State how many lines of the records include the word "Start"; the reply is that number alone.

- - - -

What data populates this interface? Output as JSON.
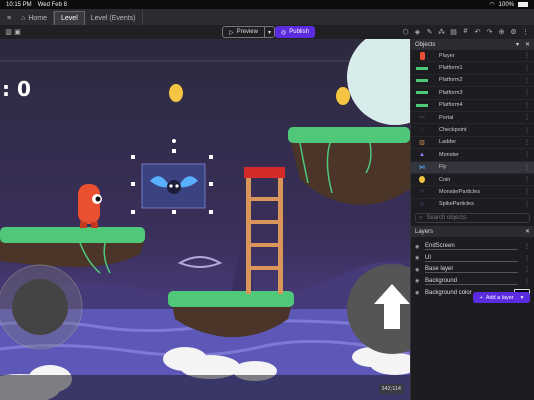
{
  "status": {
    "time": "10:15 PM",
    "date": "Wed Feb 8",
    "battery": "100%"
  },
  "tabs": [
    {
      "label": "Home"
    },
    {
      "label": "Level"
    },
    {
      "label": "Level (Events)"
    }
  ],
  "toolbar": {
    "preview_label": "Preview",
    "publish_label": "Publish"
  },
  "objects_panel": {
    "title": "Objects",
    "items": [
      {
        "label": "Player"
      },
      {
        "label": "Platform1"
      },
      {
        "label": "Platform2"
      },
      {
        "label": "Platform3"
      },
      {
        "label": "Platform4"
      },
      {
        "label": "Portal"
      },
      {
        "label": "Checkpoint"
      },
      {
        "label": "Ladder"
      },
      {
        "label": "Monster"
      },
      {
        "label": "Fly"
      },
      {
        "label": "Coin"
      },
      {
        "label": "MonsterParticles"
      },
      {
        "label": "SpikeParticles"
      }
    ],
    "search_placeholder": "Search objects"
  },
  "layers_panel": {
    "title": "Layers",
    "items": [
      {
        "label": "EndScreen"
      },
      {
        "label": "UI"
      },
      {
        "label": "Base layer"
      },
      {
        "label": "Background"
      }
    ],
    "bg_color_label": "Background color",
    "add_layer_label": "Add a layer"
  },
  "scene": {
    "score": ": 0",
    "cursor_coords": "342;114"
  },
  "colors": {
    "accent": "#5b2be0",
    "grass": "#4fc87a",
    "dirt": "#4a3528"
  }
}
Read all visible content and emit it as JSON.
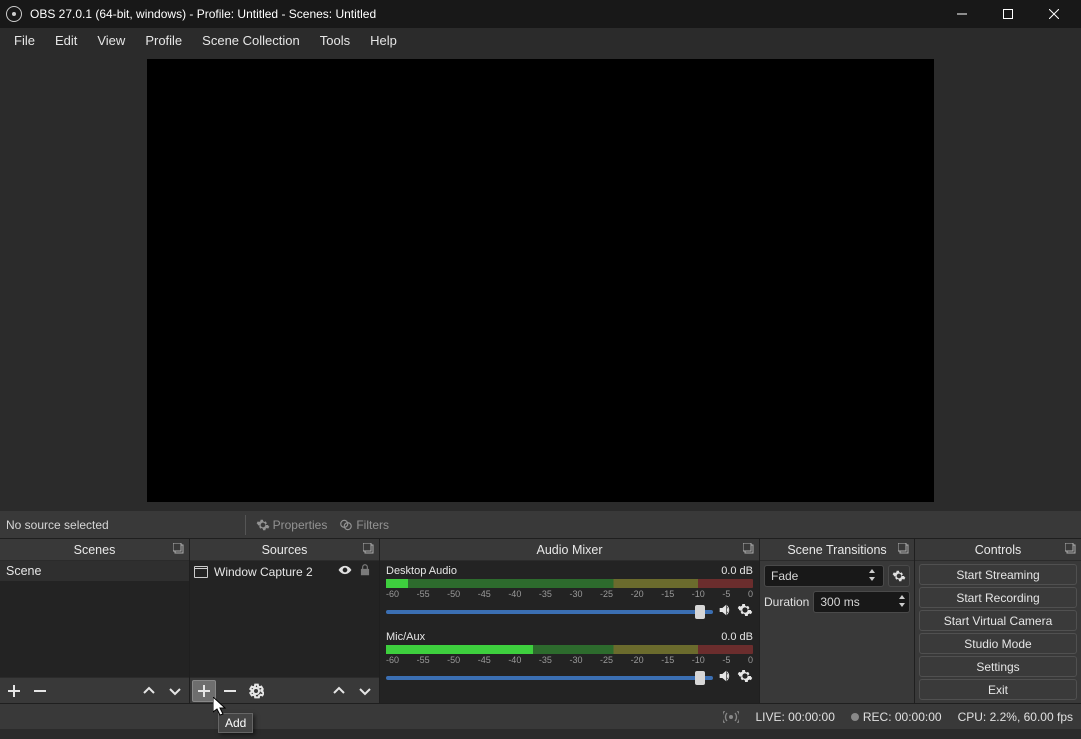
{
  "titlebar": {
    "title": "OBS 27.0.1 (64-bit, windows) - Profile: Untitled - Scenes: Untitled"
  },
  "menu": {
    "items": [
      "File",
      "Edit",
      "View",
      "Profile",
      "Scene Collection",
      "Tools",
      "Help"
    ]
  },
  "srcinfo": {
    "status": "No source selected",
    "properties": "Properties",
    "filters": "Filters"
  },
  "docks": {
    "scenes": {
      "title": "Scenes",
      "items": [
        "Scene"
      ]
    },
    "sources": {
      "title": "Sources",
      "items": [
        {
          "name": "Window Capture 2"
        }
      ],
      "add_tooltip": "Add"
    },
    "mixer": {
      "title": "Audio Mixer",
      "channels": [
        {
          "name": "Desktop Audio",
          "level": "0.0 dB"
        },
        {
          "name": "Mic/Aux",
          "level": "0.0 dB"
        }
      ],
      "ticks": [
        "-60",
        "-55",
        "-50",
        "-45",
        "-40",
        "-35",
        "-30",
        "-25",
        "-20",
        "-15",
        "-10",
        "-5",
        "0"
      ]
    },
    "transitions": {
      "title": "Scene Transitions",
      "current": "Fade",
      "duration_label": "Duration",
      "duration_value": "300 ms"
    },
    "controls": {
      "title": "Controls",
      "buttons": [
        "Start Streaming",
        "Start Recording",
        "Start Virtual Camera",
        "Studio Mode",
        "Settings",
        "Exit"
      ]
    }
  },
  "statusbar": {
    "live": "LIVE: 00:00:00",
    "rec": "REC: 00:00:00",
    "cpu": "CPU: 2.2%, 60.00 fps"
  }
}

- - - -

▶ _Result of the exercise_
3